Of course, this blog belongs to a librarian, so I would be neglecting my vocation if I did not provide some reading suggestions. Here are then some book lists to give you some ideas of what to read during the holidays:
- The Indiana Department of Education has a 2006 Holiday Book List. (Warning, the link opens to a PDF file). It includes holiday themed books as well as titles you may want to give children as gifts. In my opinion, you can never go wrong with a good book as a gift. Don't know what book to get someone? Get them a gift card to a bookstore. Here is Florida's list.
- At AlterNet, Molly Ivins has a Procrastinator's Holiday Book List. It is more a list of gift ideas, not actual holiday themed books, but hey, if you are running late. . . . you get the idea.
- Kidsreads.com has a 2006 Holiday Roundup for children. This is a very nice list of books for children, covers mostly Christmas and Hanukkah. Here is their Hanukkah list.
- The Logan Library in Utah has a list of titles on Christmas traditions. A bit of everything, even cookbooks.
- From the Jewish Outreach Institute, a small Hanukkah Book list. The Jewish Outreach Institute also has a feature on the celebration of Hannukah.
- From the Kansas City, Kansas Public Library, some Reading about Kwanzaa, a list.
Here is a collection of winter holiday websites from the Springfield public library. A good number of links to explore.
If there are questions about how to behave or manners, Emily Post may have some answers here on topics like re-gifting. If you have more spiritual/religious questions in terms of etiquette, you can visit Beliefnet here (the link is to their holidays section, which covers various holidays. However, the main site is a good resource for learning about other's beliefs). Here is another interesting little article on "Celebrating the holidays in an interfaith family," out of Baby Center, a parenting site. A good book on the topic of interfaith etiquette is How to Be a Perfect Stranger.
If you would like some art, there is an online exhibit on "The Christmas Story" at the Metropolitan Museum of Art website.
Take a look at the origins of winter solstice celebrations from ancient times to today at Candlegrove's website. Online since 1995, this site has become a very good resource on the traditions of the winter holiday celebrations.

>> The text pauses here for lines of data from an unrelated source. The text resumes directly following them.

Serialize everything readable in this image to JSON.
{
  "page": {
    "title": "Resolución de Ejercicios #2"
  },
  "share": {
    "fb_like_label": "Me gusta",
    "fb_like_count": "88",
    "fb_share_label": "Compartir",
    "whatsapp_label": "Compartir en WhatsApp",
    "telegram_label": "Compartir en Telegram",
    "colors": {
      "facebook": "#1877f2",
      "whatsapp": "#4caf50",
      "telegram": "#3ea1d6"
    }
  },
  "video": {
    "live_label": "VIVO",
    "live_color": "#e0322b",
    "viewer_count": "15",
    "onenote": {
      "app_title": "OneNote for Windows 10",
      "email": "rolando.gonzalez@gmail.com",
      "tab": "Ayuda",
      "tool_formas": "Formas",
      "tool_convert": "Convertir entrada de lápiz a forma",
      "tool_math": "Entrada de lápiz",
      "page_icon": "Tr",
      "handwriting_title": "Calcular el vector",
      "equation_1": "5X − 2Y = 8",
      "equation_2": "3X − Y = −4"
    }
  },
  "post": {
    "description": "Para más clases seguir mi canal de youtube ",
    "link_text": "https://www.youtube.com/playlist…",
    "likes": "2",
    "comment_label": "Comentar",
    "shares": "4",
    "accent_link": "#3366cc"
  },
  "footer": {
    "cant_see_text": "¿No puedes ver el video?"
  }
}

And what is a holiday season without some fun and romp in bed (or any other part of the house)? This is the part of this holiday post where I give the warning that the next link contains adult content. If you are not into that or you offend easily, or you happen to be a minor, please do not click on the link. You won't be hurting my feelings, that is perfectly cool if you prefer not to. On the other hand, if you are like me (a regular heathen who likes his fun), and you want to consider some options for some sexy play, here is a link to a Sexy Holiday Guide, from Fleshbot. The post provides a list of various sexy gift guide ideas with a a brief pro/con review. I am sure even Mr. and Mrs. Claus will be having some fun after he is done with his sleigh run.
So, this post got a bit longer than I thought, but I found a lot of interesting things that I hope readers may find interesting. Have a safe and happy holiday. Feliz Navidad to our Spanish speaking friends who celebrate Christmas. I will see you next year. Best, and keep on blogging.